When we apply “disabled” to
the boy with flapping hands,
the man crossing a street in a motorized chair,
the teenager with Down’s features,
the girl who struggles with differentiating b and d,
are we labeling a state of mind, a state of being,
or perhaps our own state of indifference, or fear, or even resentment?
What do we see, think, and feel when we are in the presence or absence of those labeled “disabled?”
Last night, I had the opportunity to see a brilliant high school performance of Phantom of the Opera. I spent early morning hours thinking about the convoluted themes of the original novel published in 1909 and its iterations as a series of movies and the musical. I wondered about our response as audience to the characters in Phantom; the beautiful and seemingly innocent Christine in love with the handsome, youthful Raoul, caught under the spell of the disfigured Erik. If we take away the music, the sets, the actors, how do we feel about this story?
Do we want Christine to be won by Erik, the Phantom? Do we see him as evil genius or tortured “angel of music?” Do we want the handsome, young hero, Raoul, to defeat the Phantom’s attempt to capture the love of Christine or lose out to the disfigured man beneath the mask? Do we cast a sympathy vote for the Phantom? Or, do we resent the Phantom for even thinking that the beautiful Christine might love the man, despite his, not just imperfect, but monstrously disfigured features? Do we see this as a story of what life is like for those among us who wear the label “disabled” or simply a story of good and evil? Do we expect the Phantom to give up the beautiful Christine because she deserves something “better” from life?

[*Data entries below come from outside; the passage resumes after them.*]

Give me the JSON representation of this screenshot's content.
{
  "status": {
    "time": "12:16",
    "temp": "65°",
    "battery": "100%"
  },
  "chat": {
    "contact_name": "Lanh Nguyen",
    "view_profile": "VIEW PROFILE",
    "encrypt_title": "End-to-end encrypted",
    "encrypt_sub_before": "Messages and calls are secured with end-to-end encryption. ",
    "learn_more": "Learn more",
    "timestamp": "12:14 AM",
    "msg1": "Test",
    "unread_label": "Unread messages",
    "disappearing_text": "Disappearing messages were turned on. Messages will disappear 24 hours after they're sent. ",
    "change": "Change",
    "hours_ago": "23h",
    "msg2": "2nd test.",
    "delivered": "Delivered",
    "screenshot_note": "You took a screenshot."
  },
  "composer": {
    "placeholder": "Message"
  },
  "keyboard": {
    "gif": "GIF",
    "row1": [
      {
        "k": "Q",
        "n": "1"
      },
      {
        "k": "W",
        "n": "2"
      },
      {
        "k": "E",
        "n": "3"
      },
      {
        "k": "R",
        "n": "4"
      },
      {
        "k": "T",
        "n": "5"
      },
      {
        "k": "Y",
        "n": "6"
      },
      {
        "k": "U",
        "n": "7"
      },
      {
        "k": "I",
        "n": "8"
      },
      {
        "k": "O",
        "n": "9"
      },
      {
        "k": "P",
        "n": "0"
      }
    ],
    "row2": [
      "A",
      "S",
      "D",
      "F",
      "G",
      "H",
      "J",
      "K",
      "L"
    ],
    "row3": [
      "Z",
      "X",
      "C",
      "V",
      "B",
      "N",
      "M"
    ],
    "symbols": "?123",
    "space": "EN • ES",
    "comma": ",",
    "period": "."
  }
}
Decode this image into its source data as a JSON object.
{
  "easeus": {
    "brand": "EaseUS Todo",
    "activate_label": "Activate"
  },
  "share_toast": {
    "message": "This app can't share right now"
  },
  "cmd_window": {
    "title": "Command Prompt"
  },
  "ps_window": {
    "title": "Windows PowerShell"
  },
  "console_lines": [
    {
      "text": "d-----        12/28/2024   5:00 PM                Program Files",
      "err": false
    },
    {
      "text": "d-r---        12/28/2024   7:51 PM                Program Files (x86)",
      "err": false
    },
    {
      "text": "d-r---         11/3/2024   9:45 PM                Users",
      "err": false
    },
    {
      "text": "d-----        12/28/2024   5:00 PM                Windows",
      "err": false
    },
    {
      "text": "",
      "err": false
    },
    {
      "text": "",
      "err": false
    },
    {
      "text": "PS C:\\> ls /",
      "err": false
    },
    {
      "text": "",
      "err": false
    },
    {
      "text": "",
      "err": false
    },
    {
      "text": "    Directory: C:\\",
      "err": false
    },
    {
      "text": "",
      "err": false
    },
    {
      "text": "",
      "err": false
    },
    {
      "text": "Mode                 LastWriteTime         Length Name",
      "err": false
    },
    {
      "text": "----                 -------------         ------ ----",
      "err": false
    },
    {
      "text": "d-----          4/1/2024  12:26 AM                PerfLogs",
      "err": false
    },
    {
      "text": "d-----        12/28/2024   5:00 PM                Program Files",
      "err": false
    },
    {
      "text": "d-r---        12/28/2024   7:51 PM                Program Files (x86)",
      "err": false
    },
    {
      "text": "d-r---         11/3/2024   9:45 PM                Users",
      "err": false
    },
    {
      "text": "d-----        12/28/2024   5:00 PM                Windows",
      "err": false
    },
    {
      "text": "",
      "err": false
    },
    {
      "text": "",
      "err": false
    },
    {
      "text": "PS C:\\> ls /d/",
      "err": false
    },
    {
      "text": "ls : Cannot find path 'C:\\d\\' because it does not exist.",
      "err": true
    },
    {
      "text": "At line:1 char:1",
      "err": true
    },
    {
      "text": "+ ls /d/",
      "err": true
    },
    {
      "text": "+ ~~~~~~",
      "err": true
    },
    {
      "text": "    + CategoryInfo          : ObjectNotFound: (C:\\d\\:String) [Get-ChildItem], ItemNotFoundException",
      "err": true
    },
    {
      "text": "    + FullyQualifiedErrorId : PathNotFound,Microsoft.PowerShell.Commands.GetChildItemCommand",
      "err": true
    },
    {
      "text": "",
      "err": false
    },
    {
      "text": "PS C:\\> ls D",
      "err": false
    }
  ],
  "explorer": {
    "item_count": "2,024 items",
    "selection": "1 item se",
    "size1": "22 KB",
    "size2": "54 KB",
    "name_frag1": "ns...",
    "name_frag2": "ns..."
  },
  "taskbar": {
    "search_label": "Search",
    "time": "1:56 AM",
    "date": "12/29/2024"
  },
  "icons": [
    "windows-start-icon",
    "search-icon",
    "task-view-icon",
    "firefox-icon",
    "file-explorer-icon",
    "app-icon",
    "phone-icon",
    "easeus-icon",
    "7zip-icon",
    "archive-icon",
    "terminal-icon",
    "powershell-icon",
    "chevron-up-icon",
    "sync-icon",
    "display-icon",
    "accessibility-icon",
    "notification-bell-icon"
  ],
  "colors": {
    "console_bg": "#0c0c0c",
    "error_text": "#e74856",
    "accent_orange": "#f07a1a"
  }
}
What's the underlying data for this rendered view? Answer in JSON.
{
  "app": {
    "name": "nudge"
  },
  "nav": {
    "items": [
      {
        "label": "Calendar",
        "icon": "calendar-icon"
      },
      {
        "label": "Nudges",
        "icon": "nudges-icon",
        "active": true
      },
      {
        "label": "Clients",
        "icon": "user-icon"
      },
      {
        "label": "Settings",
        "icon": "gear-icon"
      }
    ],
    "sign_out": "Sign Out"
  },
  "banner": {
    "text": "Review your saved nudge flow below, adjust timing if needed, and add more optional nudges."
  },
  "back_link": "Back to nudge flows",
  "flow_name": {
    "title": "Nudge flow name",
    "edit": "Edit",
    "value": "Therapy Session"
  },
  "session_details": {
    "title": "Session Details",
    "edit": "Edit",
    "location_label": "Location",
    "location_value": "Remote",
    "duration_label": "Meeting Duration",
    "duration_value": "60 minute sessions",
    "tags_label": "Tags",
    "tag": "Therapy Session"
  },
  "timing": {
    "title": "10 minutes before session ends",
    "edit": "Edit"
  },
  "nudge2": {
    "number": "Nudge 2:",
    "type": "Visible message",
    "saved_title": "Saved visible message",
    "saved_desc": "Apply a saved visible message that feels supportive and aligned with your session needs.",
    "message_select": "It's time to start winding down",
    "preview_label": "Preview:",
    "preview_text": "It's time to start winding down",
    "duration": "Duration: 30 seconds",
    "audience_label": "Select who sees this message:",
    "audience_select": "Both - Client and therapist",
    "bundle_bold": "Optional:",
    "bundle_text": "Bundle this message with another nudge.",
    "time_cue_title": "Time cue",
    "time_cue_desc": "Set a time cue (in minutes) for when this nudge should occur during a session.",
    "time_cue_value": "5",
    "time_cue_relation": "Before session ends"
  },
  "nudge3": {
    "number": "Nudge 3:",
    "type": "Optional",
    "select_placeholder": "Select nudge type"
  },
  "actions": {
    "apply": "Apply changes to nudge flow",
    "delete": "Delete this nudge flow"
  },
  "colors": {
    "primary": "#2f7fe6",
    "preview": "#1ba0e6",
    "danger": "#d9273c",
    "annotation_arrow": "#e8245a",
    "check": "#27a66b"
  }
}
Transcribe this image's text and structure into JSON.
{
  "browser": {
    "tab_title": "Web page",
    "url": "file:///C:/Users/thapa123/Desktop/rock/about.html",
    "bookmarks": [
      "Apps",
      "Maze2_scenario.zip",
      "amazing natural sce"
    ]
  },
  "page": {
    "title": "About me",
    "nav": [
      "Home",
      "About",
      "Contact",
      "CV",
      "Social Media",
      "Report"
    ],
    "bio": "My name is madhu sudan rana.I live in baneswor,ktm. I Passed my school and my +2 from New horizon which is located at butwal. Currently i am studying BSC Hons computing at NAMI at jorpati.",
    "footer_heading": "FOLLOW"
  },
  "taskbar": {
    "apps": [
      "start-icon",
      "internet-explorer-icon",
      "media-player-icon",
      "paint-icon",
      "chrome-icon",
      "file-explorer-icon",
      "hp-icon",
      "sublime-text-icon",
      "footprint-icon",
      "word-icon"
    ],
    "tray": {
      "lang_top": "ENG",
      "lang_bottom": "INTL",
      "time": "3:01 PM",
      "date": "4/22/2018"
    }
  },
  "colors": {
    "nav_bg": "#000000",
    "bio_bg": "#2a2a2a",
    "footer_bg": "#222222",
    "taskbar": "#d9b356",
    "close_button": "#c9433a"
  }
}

I see Phantom of the Opera as metaphor of the real story of people who daily get put outside of the community, excluded because of questions, perspectives, fears and resentments. They’re destined to find themselves never accepted and never able to fully participate in life with “us.” Do we want this to be our community’s story? After all, we each have the potential to be the Phantom or to have friends or family members who are. If we are teachers, we will teach children who represent the Phantom. No matter where we go or what we do, we either will become the Phantom in one situation or another or we will experience a Phantom in our lives.
Over years of working in schools, I’ve evolved my sense of the role of community when it comes to those we label as “disabled.” I’ve come to understand that despite my own successes in school, I have my own version of disability when it comes to learning. Processing technology is a comeuppance. Auditory learning sans print is another. I thought I was empathetic to kids in school who struggled with literacy until I felt challenged by a friend who has struggled with reading and writing for a lifetime.
Last summer, I decided to spend most of my “reading” time listening rather than print processing. In changing to a different learning input mode, I found myself feeling lost as learner, forced to re-listen to sections over and over to try and hold on to what I heard and then finding the words leaving my mind like it was a sieve. It was a disconcerting sensation every time I experienced listening to words on a page in isolation of reading them. I would stop and replay phrases over and over again, writing them down to capture quotes from an Einstein biography whose words became elusive and out of order when I attempted to capture the “hear” rather than the “see” of them.
I thought, what if I had to depend upon this as the only mechanism for me to access information? What if schooling for me had been based on auditory processing skills alone versus mainly visual processing skills?
I might have been labeled and sent to a “special room” where I would have been forced to practice listening over and over again, never quite meeting expectations. Perhaps, I would have gotten a bit better, but perhaps not. Maybe I would have given up and decided that further schooling was too much work for me. I might have become angry, frustrated, resentful; a bitter person. I certainly would have felt excluded from a community of learners, never listening to on-level books that peers would have accessed. I likely would have felt a failure to adults who were important to me. I would have been targeted with a host of demeaning words we’ve used across generations to describe those who don’t measure up physically, emotionally, or cognitively. I would have labeled myself disabled, become my own version of the Phantom.
Universal Design for Learning, finding access to the tools needed to accomplish whatever it is we need and desire as individuals to accomplish, is a concept whose time has come.
“Making learning experiences accessible to all learners requires universal design…”
Learning: Engage and Empower, Who Needs to Learn (National Ed Tech Plan)
UDL is purposely embedded throughout the USDOE’s National Educational Technology Plan. The NETP should be promoted by our Secretary of Education as a National Learning Plan. This is a concept that if applied within learning communities would create pathways to success for all learners. It’s about all the right stuff- workforce productivity, social responsibility, humanity, and lifelong learning.
I’ve come to believe over this past year that UDL applies to us all.
No one should have to live the life of a phantom.